General George S. Patton said –“It is foolish and wrong to mourn the men who died. Rather we should thank God that such men lived.” Since 1868 Americans have gathered in ceremonies to thank God that such men and women lived, to mourn their absence, and to honor the bravery, the skill and the dedication of our armed forces who have fought and lost their lives in such places as Valley Forge, at Bull Run, and Belleau-Wood, at Pearl Harbor, and on Omaha Beach, and in Korea, Viet Nam, Iraq and Afghanistan and numerous other un-locatable places with unpronounceable names.
Since the opening salvos of the American Revolution, nearly 1.2 million American Patriots have died in defense of Liberty. Additionally, 1.4 million have been wounded in combat, and tens of millions more have served honorably, surviving without physical wounds. Ultimately, Memorial Day is for the living. It serves as a solemn reminder of the profound sacrifice made by so many. Today the tradition continues, our nation honors those who gave their lives to the cause of freedom.
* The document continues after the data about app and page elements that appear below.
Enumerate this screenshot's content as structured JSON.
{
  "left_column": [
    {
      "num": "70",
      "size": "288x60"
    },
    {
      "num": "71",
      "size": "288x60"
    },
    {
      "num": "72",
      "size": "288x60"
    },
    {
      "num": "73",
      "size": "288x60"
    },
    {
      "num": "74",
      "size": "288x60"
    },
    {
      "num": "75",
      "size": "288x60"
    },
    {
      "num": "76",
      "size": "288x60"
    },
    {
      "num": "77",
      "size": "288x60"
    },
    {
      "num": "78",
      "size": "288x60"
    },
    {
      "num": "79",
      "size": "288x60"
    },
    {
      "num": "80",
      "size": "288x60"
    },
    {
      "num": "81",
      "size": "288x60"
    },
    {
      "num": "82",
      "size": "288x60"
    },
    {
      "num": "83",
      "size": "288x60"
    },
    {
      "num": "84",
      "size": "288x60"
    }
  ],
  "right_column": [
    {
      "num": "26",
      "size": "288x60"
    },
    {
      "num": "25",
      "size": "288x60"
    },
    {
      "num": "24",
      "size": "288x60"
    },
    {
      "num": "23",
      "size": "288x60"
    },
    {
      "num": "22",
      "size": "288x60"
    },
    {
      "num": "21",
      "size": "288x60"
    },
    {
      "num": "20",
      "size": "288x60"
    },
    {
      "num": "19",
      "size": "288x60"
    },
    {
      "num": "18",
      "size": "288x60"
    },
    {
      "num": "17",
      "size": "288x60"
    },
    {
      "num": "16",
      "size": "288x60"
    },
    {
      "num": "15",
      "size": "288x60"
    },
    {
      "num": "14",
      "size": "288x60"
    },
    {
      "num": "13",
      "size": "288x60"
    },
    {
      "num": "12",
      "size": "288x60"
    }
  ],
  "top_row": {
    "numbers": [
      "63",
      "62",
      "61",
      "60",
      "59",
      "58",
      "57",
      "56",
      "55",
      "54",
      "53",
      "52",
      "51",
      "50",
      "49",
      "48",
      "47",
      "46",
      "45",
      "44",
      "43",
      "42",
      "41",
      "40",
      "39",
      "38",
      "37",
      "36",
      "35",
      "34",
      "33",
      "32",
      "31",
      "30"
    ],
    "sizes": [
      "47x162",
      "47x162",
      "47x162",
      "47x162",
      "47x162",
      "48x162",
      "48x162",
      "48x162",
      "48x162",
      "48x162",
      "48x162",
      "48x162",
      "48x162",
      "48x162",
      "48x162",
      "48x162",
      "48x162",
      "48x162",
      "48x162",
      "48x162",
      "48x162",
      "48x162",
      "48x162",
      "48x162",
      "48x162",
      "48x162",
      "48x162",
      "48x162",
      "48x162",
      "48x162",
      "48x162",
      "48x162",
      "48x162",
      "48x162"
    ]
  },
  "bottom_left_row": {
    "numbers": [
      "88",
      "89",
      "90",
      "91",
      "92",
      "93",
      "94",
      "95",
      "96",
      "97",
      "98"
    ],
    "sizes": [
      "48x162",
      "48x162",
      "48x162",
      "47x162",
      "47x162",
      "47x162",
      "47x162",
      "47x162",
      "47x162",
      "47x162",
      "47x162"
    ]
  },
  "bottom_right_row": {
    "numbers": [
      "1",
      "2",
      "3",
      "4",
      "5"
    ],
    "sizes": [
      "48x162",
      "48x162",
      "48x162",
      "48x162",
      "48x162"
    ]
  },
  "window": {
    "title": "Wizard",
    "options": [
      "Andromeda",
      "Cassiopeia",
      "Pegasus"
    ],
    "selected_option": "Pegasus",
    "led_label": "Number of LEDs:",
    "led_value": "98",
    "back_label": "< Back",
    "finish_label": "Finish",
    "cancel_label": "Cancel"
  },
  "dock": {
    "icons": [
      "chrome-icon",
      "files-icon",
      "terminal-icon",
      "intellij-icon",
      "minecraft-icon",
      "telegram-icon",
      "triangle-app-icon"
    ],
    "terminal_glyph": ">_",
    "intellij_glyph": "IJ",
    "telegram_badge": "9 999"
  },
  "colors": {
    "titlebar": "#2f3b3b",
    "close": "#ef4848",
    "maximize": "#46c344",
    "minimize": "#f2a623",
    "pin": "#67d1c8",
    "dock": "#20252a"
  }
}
The White House Commission on Remembrance, established by Congress in 2000, encourages all Americans to remember those who paid the ultimate price in service to our nation. Today at 3 p.m. take a moment and observe the National Moment of Remembrance by pausing for 60 seconds to remember the men and women who fought and died while serving our country.